Since January 2005, Dr. Garcia is a Senior Researcher at Philips Research Europe Laboratories (Eindhoven, The Netherlands) where he leads a research activity aiming at developing practical Brain-Computer Interfaces for the consumer market. From 2007, Gary Garcia leads the Philips team that participates in the European consortium BRAIN (www.brain-project.org) which has as main objective the development of BMIs able to automatically adapt to the user and his/her environment, and do not require any expert assistance.

Gary Garcia serves as an adviser and project reviewer for the European-research program ICT (Information and Communication Technologies) on Inclusion and Independent Living.

Dr. Garcia published numerous research papers, and holds four patents on BMI related technology. He has extensive experience with several types of BMIs and he cooperates with numerous institutions in academia and industry to develop BMI technology into home appliances for the disabled and the healthy. From 2008 up to present, Gary Garcia gave several tutorial lectures on BMI technology at different conferences including: IEEE/BiOCAS 2008, ACII 2009 , EUSIPCO 2010 , ISSPA 2010 , and SPPRA 2011 .

References

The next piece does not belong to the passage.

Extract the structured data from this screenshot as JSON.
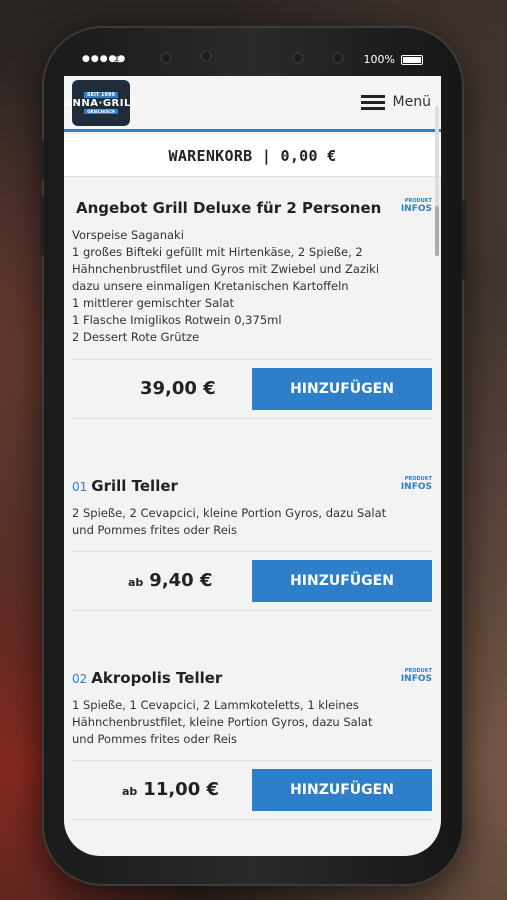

    [1] G. Garcia-Molina and V. Mihajlovic, “Spatial Filters to detect Steady State Visual Evoked Potentials elicited by high frequency stimulation: BCI application," Journal of Biomedizinische Technik / Biomedical Engineering, vol. 55, no. 3, pp. 173-182, 2010.
    [2] G. Garcia-Molina, T. Tsoneva, and A. Nijholt, “Emotional brain computer interfaces, " Int. J. Autonomous and Adaptive Communications Systems, vol. In press, 2010.
    [3] D. Zhu, J. Bieger, G. Garcia-Molina, and R. Aarts, “A survey of stimulation methods used in SSVEP-based BCIs," Journal of Computational Intelligence and Neuroscience, vol. 2010, pp. 1-12, 2010.
    [4] G. Garcia-Molina, T. Ebrahimi, and J.-M. Vesin, “Joint Time-Frequency-Space Classification of EEG in a Brain-Computer Interface Application," EURASIP Journal on Applied Signal Processing, vol. 2003, no. 7, pp. 713-729, 2003.
    [5] T. Ebrahimi, J.-M. Vesin, and G. Garcia-Molina, “Brain-Computer Interface in Multimedia Communication," IEEE Signal Processing Magazine, vol. 20, no. 1, pp. 14-24, 2003.
    [6] G. Garcia-Molina, D. Zhu, “Optimal Spatial Filtering for the Steady State Visual Evoked Potential: BCI application,” in Proceedings of the 5th International IEEE EMBS Conference on Neural Engineering, 2011
    [7] G. Garcia-Molina, D. Zhu, V. Mihajlovic, and R. Aarts, “Phase detection of visual evoked potentials for brain computer interfaces," in Proceedings of the 14th Int. Conf. on Human-Computer Interaction, 2011.
    [8] G. Garcia-Molina, D. Zhu, and S. Abtahi, “Phase Detection in a Visual-Evoked-Potential Based Brain Computer Interface," in Proceedings of the 18th European Signal Processing Conference (EUSIPCO 2010), 2010
    [9] G. Garcia-Molina and D. Zhu, “Towards a Practical SSVEP based BCI," in Proceedings of the Fourth International BCI Meeting, 2010
    [10] G. Garcia-Molina, T. Tsoneva, and A. Nijholt, “Emotional brain-computer interfaces," in Proceedings of the 3rd International Conference on Affective Computing and Intelligent Interaction ACII, 2009